In this article, Carla Lewis-Balden finds out more about Méthode Cap Classique (MCC), South Africa’s answer to champagne, during a visit to The House of J.C. Le Roux, the country’s leading producer of South African sparkling wine.
As far as locations for wine tastings go, The House of J.C. Le Roux is quite spectacular. The fine dining restaurant, Le Venue, overlooks the lush green Devon Valley, with the blue-purple Stellenbosch mountains in the background. The tasting venue is an elegant room, decorated in hues of silver and blue.
I’m here to find out more about Méthode Cap Classique, or MCC as it is known locally. People have referred to it as the “poor man’s champagne,” but this proudly South African-produced sparkling wine does not have to stand back one bit from its European cousins, champagne and prosecco.
If there is one thing cellar master of The House of J.C. Le Roux, Elunda Basson is adamant about, is that MCC isn’t a “generic champagne.” It’s a proudly South African product with its own unique character.”
“We craft each J.C. Le Roux Cap Classique in the time honoured French tradition,” she explains.
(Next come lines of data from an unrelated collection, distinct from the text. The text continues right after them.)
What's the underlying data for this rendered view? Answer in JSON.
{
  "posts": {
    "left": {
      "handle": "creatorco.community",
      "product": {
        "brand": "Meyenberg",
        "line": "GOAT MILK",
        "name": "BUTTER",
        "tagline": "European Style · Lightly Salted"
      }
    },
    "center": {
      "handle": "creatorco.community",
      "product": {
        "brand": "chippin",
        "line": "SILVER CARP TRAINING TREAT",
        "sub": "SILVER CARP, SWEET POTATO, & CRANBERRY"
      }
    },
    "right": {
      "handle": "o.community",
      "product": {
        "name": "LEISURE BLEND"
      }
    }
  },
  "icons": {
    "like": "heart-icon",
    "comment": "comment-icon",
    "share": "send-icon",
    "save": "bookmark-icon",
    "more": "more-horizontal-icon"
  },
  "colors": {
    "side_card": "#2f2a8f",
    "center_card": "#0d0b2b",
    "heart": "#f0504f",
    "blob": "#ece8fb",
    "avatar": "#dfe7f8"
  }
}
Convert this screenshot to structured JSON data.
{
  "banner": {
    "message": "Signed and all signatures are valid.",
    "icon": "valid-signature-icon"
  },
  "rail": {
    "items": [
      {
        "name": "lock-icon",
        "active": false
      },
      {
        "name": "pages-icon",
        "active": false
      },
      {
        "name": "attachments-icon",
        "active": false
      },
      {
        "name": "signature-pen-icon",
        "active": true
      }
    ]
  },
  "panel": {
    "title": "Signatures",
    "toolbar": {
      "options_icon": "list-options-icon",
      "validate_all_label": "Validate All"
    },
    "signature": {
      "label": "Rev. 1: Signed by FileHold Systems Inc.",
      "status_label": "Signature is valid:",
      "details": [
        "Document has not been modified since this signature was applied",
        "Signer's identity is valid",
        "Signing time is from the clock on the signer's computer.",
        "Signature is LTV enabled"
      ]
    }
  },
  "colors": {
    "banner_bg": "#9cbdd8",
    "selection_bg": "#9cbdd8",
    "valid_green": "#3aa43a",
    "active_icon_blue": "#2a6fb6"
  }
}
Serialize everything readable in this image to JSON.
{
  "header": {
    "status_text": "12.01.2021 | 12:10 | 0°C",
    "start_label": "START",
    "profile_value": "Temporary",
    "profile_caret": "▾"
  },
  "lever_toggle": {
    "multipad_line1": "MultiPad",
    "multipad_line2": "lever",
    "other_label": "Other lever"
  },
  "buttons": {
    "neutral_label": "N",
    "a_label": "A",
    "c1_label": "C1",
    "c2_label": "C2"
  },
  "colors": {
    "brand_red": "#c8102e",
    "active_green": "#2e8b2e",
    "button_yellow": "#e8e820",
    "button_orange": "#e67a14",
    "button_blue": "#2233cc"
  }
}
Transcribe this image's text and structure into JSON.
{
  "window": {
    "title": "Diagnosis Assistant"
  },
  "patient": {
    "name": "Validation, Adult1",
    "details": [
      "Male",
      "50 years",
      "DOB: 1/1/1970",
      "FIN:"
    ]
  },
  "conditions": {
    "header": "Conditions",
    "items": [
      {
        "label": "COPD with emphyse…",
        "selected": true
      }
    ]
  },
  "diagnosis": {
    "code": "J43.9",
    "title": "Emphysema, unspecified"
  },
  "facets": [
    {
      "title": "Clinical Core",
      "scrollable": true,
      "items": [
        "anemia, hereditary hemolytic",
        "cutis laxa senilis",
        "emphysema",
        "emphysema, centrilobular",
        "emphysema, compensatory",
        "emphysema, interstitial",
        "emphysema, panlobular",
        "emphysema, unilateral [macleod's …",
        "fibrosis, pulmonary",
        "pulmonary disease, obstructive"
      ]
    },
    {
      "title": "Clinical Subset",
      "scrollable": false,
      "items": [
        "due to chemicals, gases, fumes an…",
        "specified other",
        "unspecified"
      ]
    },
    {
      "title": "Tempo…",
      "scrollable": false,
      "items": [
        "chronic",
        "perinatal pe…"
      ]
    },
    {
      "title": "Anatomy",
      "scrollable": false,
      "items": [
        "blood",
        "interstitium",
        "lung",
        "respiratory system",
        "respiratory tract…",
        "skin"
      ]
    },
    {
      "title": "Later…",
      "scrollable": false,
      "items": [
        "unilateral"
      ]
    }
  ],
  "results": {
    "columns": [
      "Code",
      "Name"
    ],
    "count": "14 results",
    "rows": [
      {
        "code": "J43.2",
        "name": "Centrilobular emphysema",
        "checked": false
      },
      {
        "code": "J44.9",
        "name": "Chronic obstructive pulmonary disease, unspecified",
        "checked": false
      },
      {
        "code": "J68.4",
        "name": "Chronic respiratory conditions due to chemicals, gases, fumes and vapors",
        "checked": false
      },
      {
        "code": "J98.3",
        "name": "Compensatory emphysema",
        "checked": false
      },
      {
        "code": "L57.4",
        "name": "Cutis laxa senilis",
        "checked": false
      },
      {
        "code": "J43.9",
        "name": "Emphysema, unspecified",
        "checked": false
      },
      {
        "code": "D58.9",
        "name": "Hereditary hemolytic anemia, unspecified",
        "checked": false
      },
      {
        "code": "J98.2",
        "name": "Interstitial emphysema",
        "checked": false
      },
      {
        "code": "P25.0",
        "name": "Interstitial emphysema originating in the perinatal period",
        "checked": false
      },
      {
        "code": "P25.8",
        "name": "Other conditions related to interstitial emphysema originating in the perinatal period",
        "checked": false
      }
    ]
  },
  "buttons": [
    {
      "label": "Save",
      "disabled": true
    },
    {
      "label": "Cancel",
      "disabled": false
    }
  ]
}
During this process, the bubbles aren’t infused with carbon dioxide, as with ordinary sparkling wine. “The delicate bubbles are created during the process of secondary fermentation in the bottle.”
Even though South African MCC is made exactly the same way as French champagne, it may not be called that, according to the international laws of appellation. This means that only the wine made from grapes grown in the Champagne region of France may be called “champagne.”
“We do use chardonnay and pinot noir as the French do, but sometimes we experiment with other varieties. The biggest difference is in the terroir, the area and soil where the grapes are grown and the climate.
“Part of our style lies in the diversity that we get from sourcing our grapes from different climatic areas. In that way, we build on the different characteristics of our base wines.”
Their Chardonnay comes from a cooler climate with mineral chalky soil. “Our Pinot Noir is much more robust and upfront; we source the grapes from warmer climates. Combining these give us complexity in style,” she explains.
“We source our grapes from all over the Western Cape, like Stellenbosch, Philadelphia, Durbanville, Elgin, Paarl, and Robertson,” she added.
J.C. Le Roux’s MCC’s have been put to the test against champagne. Basson explains that this keeps them competitive in the global market, and also assists with quality control.
“We often invite French producers to South Africa to come and taste our wines in blind line-ups. Our wines are distinctive in style, yet often compare well to our French counterparts. We don’t want to try and be French though; we want to be uniquely South African but be able to compete fairly in quality of our products.”
J.C. Le Roux has several MCCs for all palates. The La Vallée is one of their more accessible, easy-drinking MCCs. This off-dry Cap Classique is a fresher and lighter style of MCC and will be enjoyed by people with a drier palate as well as those enjoying a slightly sweeter taste.
However, it’s their signature Cap Classique Scintilla 2008 that’s the cellar’s pride and joy. Scintilla is only produced in exceptional vintages and follows in the footsteps of its award-winning predecessor, the 2012 Amorim Méthode Cap Classique Challenge champion, Scintilla 2003.
A winemaker friend of mine, who also makes MCC, insists that this is the best Cap Classique in South Africa.The wine is smooth and well-balanced, with a hint of lemon.
“The Scintilla 2008 is a classic blend of Chardonnay (70%) and Pinot Noir (30%). It has spent a minimum of five years on the lees to develop its complexity and regal character,” Basson explains. It retails for R180 (about US$17) at the cellar, which offers excellent value for money, if you compare it with the price of champagne. Guests from overseas often order several cases of Scintilla to ship home.
I suggest doing the marshmallow and meringue pairing, where three of J.C. Le Roux’s MCC’s and two of their sparkling wines are paired with gourmet marshmallows and meringues. The sweets each has a different subtle flavour to bring out the best flavours in the wine. The tasting costs R65 (about US$6). Bring a designated driver, they are generous with their servings.
The House of J.C. Le Roux is open seven days a week. Le Venue is open Monday to Friday from 09h00 till 18h00. Saturday from 09:00 to 16:00 and Sunday 09:00 to 14:00. Book at +27 21 865 8222 or visit www.jcleroux.co.za